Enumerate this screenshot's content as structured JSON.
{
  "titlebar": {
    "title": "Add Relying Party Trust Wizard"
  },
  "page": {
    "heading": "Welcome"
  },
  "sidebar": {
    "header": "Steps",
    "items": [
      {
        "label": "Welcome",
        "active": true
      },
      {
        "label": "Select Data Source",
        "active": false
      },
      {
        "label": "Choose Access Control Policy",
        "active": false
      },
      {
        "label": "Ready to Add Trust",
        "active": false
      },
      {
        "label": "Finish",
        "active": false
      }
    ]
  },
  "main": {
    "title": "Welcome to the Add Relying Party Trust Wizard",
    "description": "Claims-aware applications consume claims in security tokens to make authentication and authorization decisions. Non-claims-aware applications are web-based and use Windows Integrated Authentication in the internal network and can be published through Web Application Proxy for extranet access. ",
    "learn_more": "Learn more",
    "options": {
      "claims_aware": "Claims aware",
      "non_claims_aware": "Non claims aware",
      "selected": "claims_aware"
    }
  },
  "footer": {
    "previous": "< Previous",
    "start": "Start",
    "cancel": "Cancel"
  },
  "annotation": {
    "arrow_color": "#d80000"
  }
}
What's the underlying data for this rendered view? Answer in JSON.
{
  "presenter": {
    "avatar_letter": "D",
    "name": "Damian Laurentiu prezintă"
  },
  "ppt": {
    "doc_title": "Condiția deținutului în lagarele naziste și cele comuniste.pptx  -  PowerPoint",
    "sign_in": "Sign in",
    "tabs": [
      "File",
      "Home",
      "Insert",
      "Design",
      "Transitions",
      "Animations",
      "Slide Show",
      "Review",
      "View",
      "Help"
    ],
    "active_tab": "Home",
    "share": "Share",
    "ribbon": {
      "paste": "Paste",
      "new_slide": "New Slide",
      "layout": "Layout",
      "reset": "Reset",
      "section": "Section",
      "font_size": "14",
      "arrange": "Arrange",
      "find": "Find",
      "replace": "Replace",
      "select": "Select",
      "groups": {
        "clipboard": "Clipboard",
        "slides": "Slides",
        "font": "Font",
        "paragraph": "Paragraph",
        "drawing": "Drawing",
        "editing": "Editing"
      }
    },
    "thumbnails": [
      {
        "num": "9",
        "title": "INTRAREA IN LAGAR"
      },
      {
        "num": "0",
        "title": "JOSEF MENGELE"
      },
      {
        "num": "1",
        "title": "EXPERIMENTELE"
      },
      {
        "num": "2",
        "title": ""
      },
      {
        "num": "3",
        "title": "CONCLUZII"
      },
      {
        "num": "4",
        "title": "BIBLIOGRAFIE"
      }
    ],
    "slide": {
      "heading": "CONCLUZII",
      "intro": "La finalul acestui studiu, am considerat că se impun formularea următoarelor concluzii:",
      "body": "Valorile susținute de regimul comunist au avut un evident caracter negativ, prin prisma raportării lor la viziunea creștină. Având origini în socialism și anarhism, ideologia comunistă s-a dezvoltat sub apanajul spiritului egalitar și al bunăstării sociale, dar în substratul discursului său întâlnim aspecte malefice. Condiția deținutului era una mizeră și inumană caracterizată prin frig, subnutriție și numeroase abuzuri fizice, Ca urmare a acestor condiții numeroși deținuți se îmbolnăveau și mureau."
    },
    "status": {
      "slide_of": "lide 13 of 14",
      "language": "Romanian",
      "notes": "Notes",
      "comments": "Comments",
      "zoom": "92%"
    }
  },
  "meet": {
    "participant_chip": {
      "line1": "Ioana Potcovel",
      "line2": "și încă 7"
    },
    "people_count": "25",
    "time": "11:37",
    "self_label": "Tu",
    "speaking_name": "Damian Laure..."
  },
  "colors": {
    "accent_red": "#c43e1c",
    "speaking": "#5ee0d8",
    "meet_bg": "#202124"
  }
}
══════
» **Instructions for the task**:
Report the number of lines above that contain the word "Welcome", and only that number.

» **Written answer**:
3